"Certainly, Brian. Are you all right?"
"Do I LOOK fucking all right to you? Christ! Just call a taxi!"
I can feel Marc Gerasi's eyes following me as I get the fuck out of the bar. Out of the Dorchester. Out, period. "Jack!" he calls after me. But I keep walking. "JACK!"
The doorman gestures for a cab out of the rank.
"Brian, will you really be all right?" says Dorian, all concern now. After he's succeeded in getting me loaded. "Do you want me to come along with you? To make certain that you get back to your hotel?" He's practically climbing in with me.
"I'm okay. Okay, fine." Okay, fuck you, Dorian. "Justin will handle it when I get home. He's done it before."
"Oh, well. Super, then." Maybe Dorian's gotten the message now. But maybe not. "I'll see you tomorrow, bright and early."
"Or early and bright. What-fucking-ever."
"Certainly." Dorian slams the door of the cab and off we go.
I walk up the stairs and into the Chatterton. It's always quiet in the lobby here. Unlike that zoo at the Dorchester. You never know who is lying in wait for you there. Ghosts everywhere. The old elevator creaks along to the third floor.
"Brian." Justin is lying on the fainting couch, reading 'Maurice.'
"Wha's the matter, Sunshine? Finish 'The Fountainhead' already?" I pull off my jacket and toss it over onto the desk. It misses by about a mile and I have to retrieve it.
"I stopped into Waterstone's before I ate dinner. I picked this up. I like it better than 'Howards End' so far."
"'Howards bleeding End,' right?" I say, quoting 'Educating Rita.' Michael Caine. I'd like to make a flick with him. That would be cool. I should ask Dorian about that.
"And some magazines. I didn't know when you'd get back." He looks at me. "Brian...."
"Just a friendly drink with my esteemed director."
"Brian, you're drunk now. And you were high at the club on Monday night. When you picked me up." Now Justin's eyes are accusing me.
"Just a little E to get me into the right frame of mind," I say, defensively. Then I look around the room. "Where's Rowan? I thought he'd be right here to keep you company."
"I told you -- he works at the pub on weeknights. Besides, Brian, you are changing the subject."
"I'm just interested in the whereabouts of your good, good friend." I flop down next to him on the couch, nuzzling his neck. Nothing like falling back on sex to avoid the obvious.
"He's not my good friend. He's only someone to hang out with while I'm waiting here for you."
"Sorry, Sunshine, I'm a very, very bad kind of boyfriend." See? I DID say that word again and I didn't spontaneously combust. "You know, Justin, I don't know the boyfriend drill very well.
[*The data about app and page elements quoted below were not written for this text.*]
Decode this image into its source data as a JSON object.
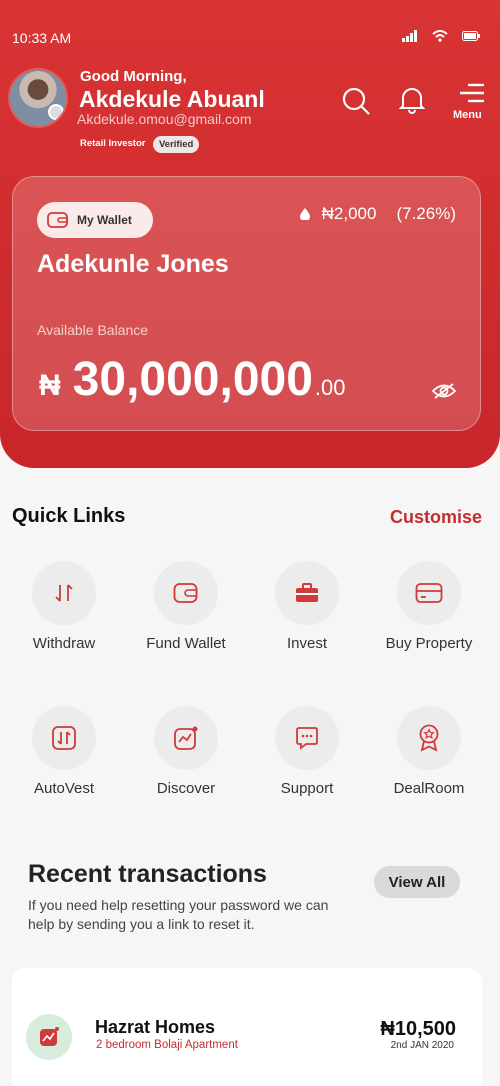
{
  "status_bar": {
    "time": "10:33 AM"
  },
  "user": {
    "greeting": "Good Morning,",
    "name": "Akdekule Abuanl",
    "email": "Akdekule.omou@gmail.com",
    "role": "Retail Investor",
    "verified_label": "Verified"
  },
  "header": {
    "menu_label": "Menu"
  },
  "wallet": {
    "pill_label": "My Wallet",
    "change_amount": "₦2,000",
    "change_percent": "(7.26%)",
    "holder_name": "Adekunle Jones",
    "available_label": "Available Balance",
    "currency": "₦",
    "balance": "30,000,000",
    "balance_decimal": ".00"
  },
  "quick_links": {
    "title": "Quick Links",
    "customise_label": "Customise",
    "items": [
      {
        "label": "Withdraw",
        "icon": "transfer-arrows-icon"
      },
      {
        "label": "Fund Wallet",
        "icon": "wallet-icon"
      },
      {
        "label": "Invest",
        "icon": "briefcase-icon"
      },
      {
        "label": "Buy Property",
        "icon": "card-icon"
      },
      {
        "label": "AutoVest",
        "icon": "autovest-icon"
      },
      {
        "label": "Discover",
        "icon": "discover-chart-icon"
      },
      {
        "label": "Support",
        "icon": "chat-support-icon"
      },
      {
        "label": "DealRoom",
        "icon": "award-badge-icon"
      }
    ]
  },
  "recent_transactions": {
    "title": "Recent transactions",
    "subtitle": "If you need help resetting your password we can help by sending you a link to reset it.",
    "view_all_label": "View All",
    "items": [
      {
        "name": "Hazrat Homes",
        "description": "2 bedroom Bolaji Apartment",
        "amount": "₦10,500",
        "date": "2nd JAN 2020"
      }
    ]
  },
  "colors": {
    "brand_red": "#c8262a",
    "accent_red": "#c62d2d",
    "icon_red": "#d03a3a"
  }
}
Call Ron and ask HIM for some advice on that score."
Justin strokes my hair, not rising to that bait, but he looks pained. "And you were stoned when you came back from rehearsal with the band last night," he says, so quietly.
"Just a little skunk. A little of their home-grown herb. One of the guys brought it. It was stronger than I was expecting. But, hey! That's rock and roll, Justin! 'And I liiiike it....'"
"But you promised," he says, simply, pulling away a little. But only a little.
"Give me a break! I haven't had a Xanax since the first day on the set! That's it. I'm trying, really trying, Justin. And I won't need a sleeping pill tonight, either."
"No, because you'll pass out before you need one," says Justin. He sounds so sad. "That's not the way it works, Brian. It's NOT just the Xanax. Or the sleeping pills. It's the Ecstacy. The weed, too. It's also the booze. ALL that shit. It's all the SAME thing!"
"I told you I'm fucking TRYING!" Hey, Justin -- 'A Little Less Conversation,' says Elvis, that other ghost who refuses to die. What good does it do to go around this subject again and again. Especially when I'm fucked up? "I don't know what you want from me, Justin? I just don't know!"
"But I want everything, Brian," he says in a small voice. "Everything. Is that too much to ask?"
"I don't know. I really don't know," I say.
And I don't.
Because I want everything, too. And I know that is fucking impossible. And I'm afraid I'll end up with nothing.
Continue on to "Life in Hammersmith", the next chapter.
©Gaedhal, August 2002
Updated August 20, 2002